▶ _GOAL OF THE EXERCISE_
What lines below mention the word "value"? Copy each one.

[Data entries]
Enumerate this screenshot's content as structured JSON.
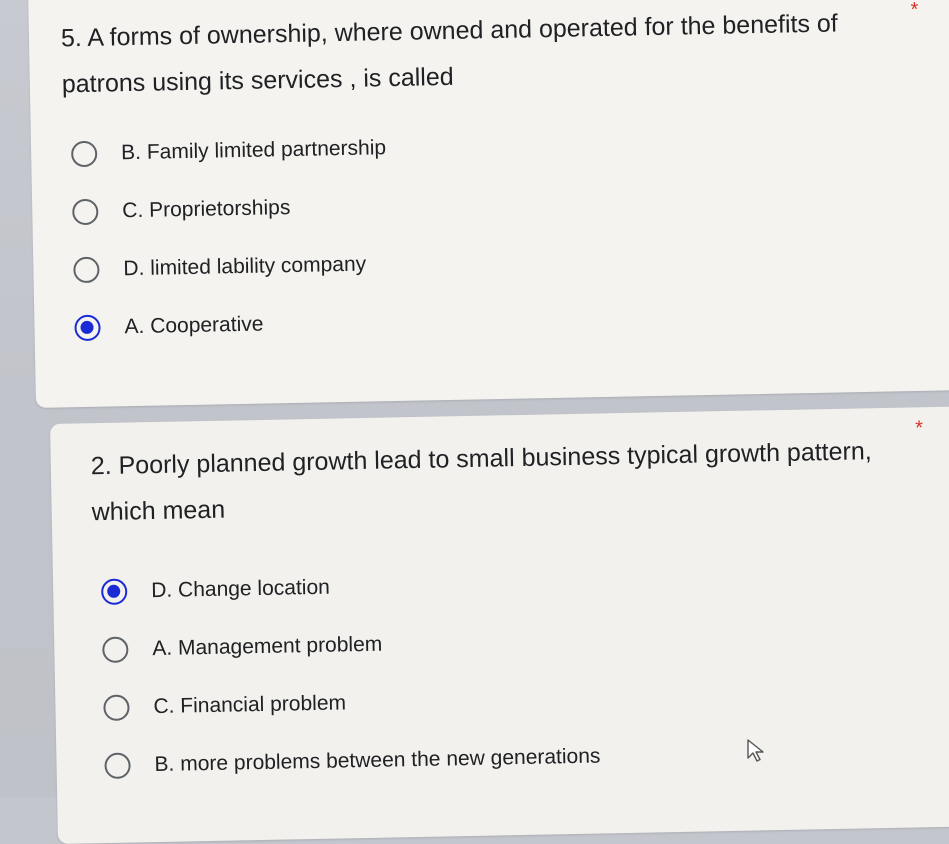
{
  "questions": [
    {
      "number_text": "5. A forms of ownership, where owned and operated for the benefits of patrons using its services , is called",
      "required_mark": "*",
      "options": [
        {
          "label": "B. Family limited partnership",
          "selected": false
        },
        {
          "label": "C. Proprietorships",
          "selected": false
        },
        {
          "label": "D. limited lability company",
          "selected": false
        },
        {
          "label": "A. Cooperative",
          "selected": true
        }
      ]
    },
    {
      "number_text": "2. Poorly planned growth lead to  small business typical growth pattern, which mean",
      "required_mark": "*",
      "options": [
        {
          "label": "D. Change location",
          "selected": true
        },
        {
          "label": "A. Management problem",
          "selected": false
        },
        {
          "label": "C. Financial problem",
          "selected": false
        },
        {
          "label": "B. more problems between the new generations",
          "selected": false
        }
      ]
    }
  ],
  "colors": {
    "accent": "#1a2bd6",
    "required": "#d93025",
    "text": "#202124",
    "card": "#f4f3ef"
  },
  "icons": {
    "cursor": "pointer-cursor-icon"
  }
}
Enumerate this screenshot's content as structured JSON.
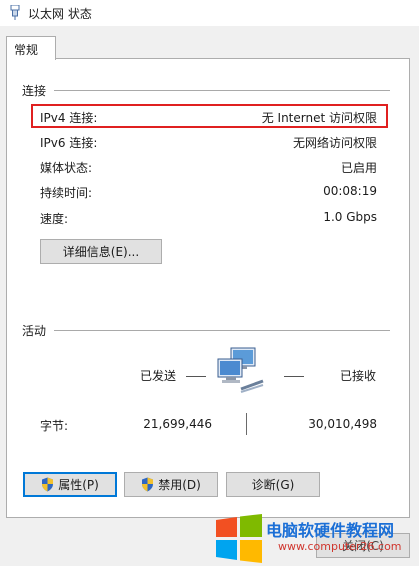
{
  "window": {
    "title": "以太网 状态",
    "icon": "network-adapter-icon"
  },
  "tabs": [
    {
      "label": "常规",
      "selected": true
    }
  ],
  "connection": {
    "section_title": "连接",
    "rows": [
      {
        "label": "IPv4 连接:",
        "value": "无 Internet 访问权限"
      },
      {
        "label": "IPv6 连接:",
        "value": "无网络访问权限"
      },
      {
        "label": "媒体状态:",
        "value": "已启用"
      },
      {
        "label": "持续时间:",
        "value": "00:08:19"
      },
      {
        "label": "速度:",
        "value": "1.0 Gbps"
      }
    ],
    "details_button": "详细信息(E)..."
  },
  "activity": {
    "section_title": "活动",
    "sent_label": "已发送",
    "received_label": "已接收",
    "bytes_label": "字节:",
    "bytes_sent": "21,699,446",
    "bytes_received": "30,010,498"
  },
  "buttons": {
    "properties": "属性(P)",
    "disable": "禁用(D)",
    "diagnose": "诊断(G)",
    "close": "关闭(C)"
  },
  "watermark": {
    "title": "电脑软硬件教程网",
    "url": "www.computer26.com"
  },
  "colors": {
    "highlight_border": "#e02020",
    "default_button_border": "#0078d7",
    "watermark_title": "#1b6fd6",
    "watermark_url": "#d0352d"
  }
}
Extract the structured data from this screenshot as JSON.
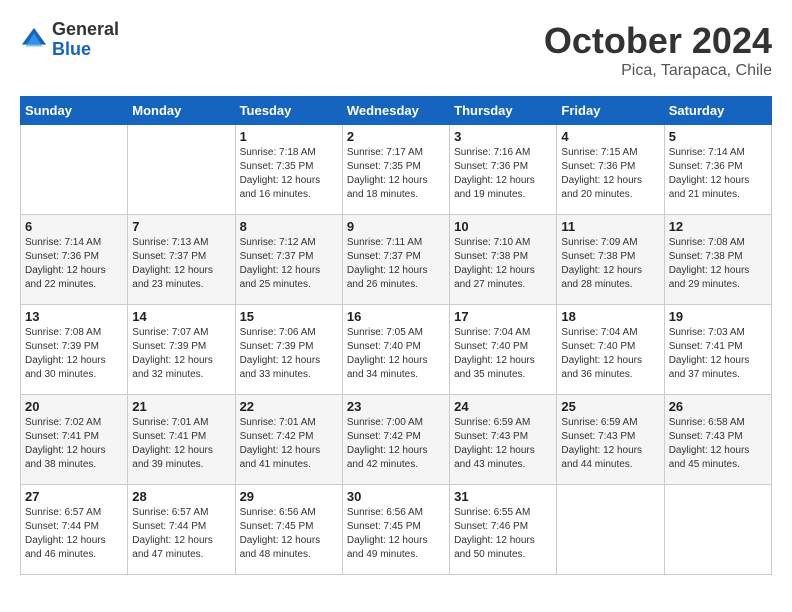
{
  "header": {
    "logo": {
      "general": "General",
      "blue": "Blue"
    },
    "title": "October 2024",
    "subtitle": "Pica, Tarapaca, Chile"
  },
  "calendar": {
    "weekdays": [
      "Sunday",
      "Monday",
      "Tuesday",
      "Wednesday",
      "Thursday",
      "Friday",
      "Saturday"
    ],
    "weeks": [
      [
        {
          "day": "",
          "info": ""
        },
        {
          "day": "",
          "info": ""
        },
        {
          "day": "1",
          "sunrise": "Sunrise: 7:18 AM",
          "sunset": "Sunset: 7:35 PM",
          "daylight": "Daylight: 12 hours and 16 minutes."
        },
        {
          "day": "2",
          "sunrise": "Sunrise: 7:17 AM",
          "sunset": "Sunset: 7:35 PM",
          "daylight": "Daylight: 12 hours and 18 minutes."
        },
        {
          "day": "3",
          "sunrise": "Sunrise: 7:16 AM",
          "sunset": "Sunset: 7:36 PM",
          "daylight": "Daylight: 12 hours and 19 minutes."
        },
        {
          "day": "4",
          "sunrise": "Sunrise: 7:15 AM",
          "sunset": "Sunset: 7:36 PM",
          "daylight": "Daylight: 12 hours and 20 minutes."
        },
        {
          "day": "5",
          "sunrise": "Sunrise: 7:14 AM",
          "sunset": "Sunset: 7:36 PM",
          "daylight": "Daylight: 12 hours and 21 minutes."
        }
      ],
      [
        {
          "day": "6",
          "sunrise": "Sunrise: 7:14 AM",
          "sunset": "Sunset: 7:36 PM",
          "daylight": "Daylight: 12 hours and 22 minutes."
        },
        {
          "day": "7",
          "sunrise": "Sunrise: 7:13 AM",
          "sunset": "Sunset: 7:37 PM",
          "daylight": "Daylight: 12 hours and 23 minutes."
        },
        {
          "day": "8",
          "sunrise": "Sunrise: 7:12 AM",
          "sunset": "Sunset: 7:37 PM",
          "daylight": "Daylight: 12 hours and 25 minutes."
        },
        {
          "day": "9",
          "sunrise": "Sunrise: 7:11 AM",
          "sunset": "Sunset: 7:37 PM",
          "daylight": "Daylight: 12 hours and 26 minutes."
        },
        {
          "day": "10",
          "sunrise": "Sunrise: 7:10 AM",
          "sunset": "Sunset: 7:38 PM",
          "daylight": "Daylight: 12 hours and 27 minutes."
        },
        {
          "day": "11",
          "sunrise": "Sunrise: 7:09 AM",
          "sunset": "Sunset: 7:38 PM",
          "daylight": "Daylight: 12 hours and 28 minutes."
        },
        {
          "day": "12",
          "sunrise": "Sunrise: 7:08 AM",
          "sunset": "Sunset: 7:38 PM",
          "daylight": "Daylight: 12 hours and 29 minutes."
        }
      ],
      [
        {
          "day": "13",
          "sunrise": "Sunrise: 7:08 AM",
          "sunset": "Sunset: 7:39 PM",
          "daylight": "Daylight: 12 hours and 30 minutes."
        },
        {
          "day": "14",
          "sunrise": "Sunrise: 7:07 AM",
          "sunset": "Sunset: 7:39 PM",
          "daylight": "Daylight: 12 hours and 32 minutes."
        },
        {
          "day": "15",
          "sunrise": "Sunrise: 7:06 AM",
          "sunset": "Sunset: 7:39 PM",
          "daylight": "Daylight: 12 hours and 33 minutes."
        },
        {
          "day": "16",
          "sunrise": "Sunrise: 7:05 AM",
          "sunset": "Sunset: 7:40 PM",
          "daylight": "Daylight: 12 hours and 34 minutes."
        },
        {
          "day": "17",
          "sunrise": "Sunrise: 7:04 AM",
          "sunset": "Sunset: 7:40 PM",
          "daylight": "Daylight: 12 hours and 35 minutes."
        },
        {
          "day": "18",
          "sunrise": "Sunrise: 7:04 AM",
          "sunset": "Sunset: 7:40 PM",
          "daylight": "Daylight: 12 hours and 36 minutes."
        },
        {
          "day": "19",
          "sunrise": "Sunrise: 7:03 AM",
          "sunset": "Sunset: 7:41 PM",
          "daylight": "Daylight: 12 hours and 37 minutes."
        }
      ],
      [
        {
          "day": "20",
          "sunrise": "Sunrise: 7:02 AM",
          "sunset": "Sunset: 7:41 PM",
          "daylight": "Daylight: 12 hours and 38 minutes."
        },
        {
          "day": "21",
          "sunrise": "Sunrise: 7:01 AM",
          "sunset": "Sunset: 7:41 PM",
          "daylight": "Daylight: 12 hours and 39 minutes."
        },
        {
          "day": "22",
          "sunrise": "Sunrise: 7:01 AM",
          "sunset": "Sunset: 7:42 PM",
          "daylight": "Daylight: 12 hours and 41 minutes."
        },
        {
          "day": "23",
          "sunrise": "Sunrise: 7:00 AM",
          "sunset": "Sunset: 7:42 PM",
          "daylight": "Daylight: 12 hours and 42 minutes."
        },
        {
          "day": "24",
          "sunrise": "Sunrise: 6:59 AM",
          "sunset": "Sunset: 7:43 PM",
          "daylight": "Daylight: 12 hours and 43 minutes."
        },
        {
          "day": "25",
          "sunrise": "Sunrise: 6:59 AM",
          "sunset": "Sunset: 7:43 PM",
          "daylight": "Daylight: 12 hours and 44 minutes."
        },
        {
          "day": "26",
          "sunrise": "Sunrise: 6:58 AM",
          "sunset": "Sunset: 7:43 PM",
          "daylight": "Daylight: 12 hours and 45 minutes."
        }
      ],
      [
        {
          "day": "27",
          "sunrise": "Sunrise: 6:57 AM",
          "sunset": "Sunset: 7:44 PM",
          "daylight": "Daylight: 12 hours and 46 minutes."
        },
        {
          "day": "28",
          "sunrise": "Sunrise: 6:57 AM",
          "sunset": "Sunset: 7:44 PM",
          "daylight": "Daylight: 12 hours and 47 minutes."
        },
        {
          "day": "29",
          "sunrise": "Sunrise: 6:56 AM",
          "sunset": "Sunset: 7:45 PM",
          "daylight": "Daylight: 12 hours and 48 minutes."
        },
        {
          "day": "30",
          "sunrise": "Sunrise: 6:56 AM",
          "sunset": "Sunset: 7:45 PM",
          "daylight": "Daylight: 12 hours and 49 minutes."
        },
        {
          "day": "31",
          "sunrise": "Sunrise: 6:55 AM",
          "sunset": "Sunset: 7:46 PM",
          "daylight": "Daylight: 12 hours and 50 minutes."
        },
        {
          "day": "",
          "info": ""
        },
        {
          "day": "",
          "info": ""
        }
      ]
    ]
  }
}
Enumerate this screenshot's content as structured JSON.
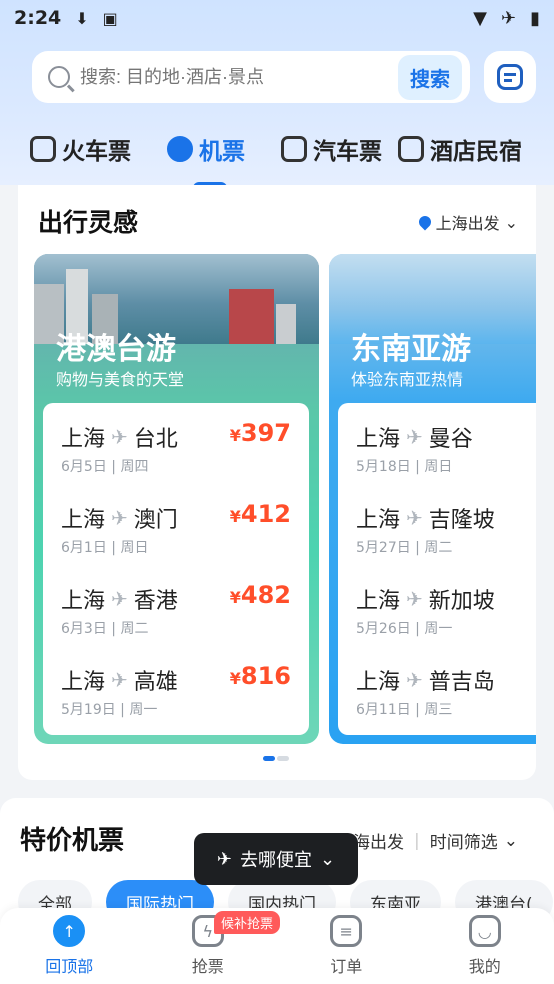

▶ _RESPONSE_
        "value": "无 Internet 访问权限"
        "value": "无网络访问权限"
        "value": "已启用"
        "value": "00:08:19"
        "value": "1.0 Gbps"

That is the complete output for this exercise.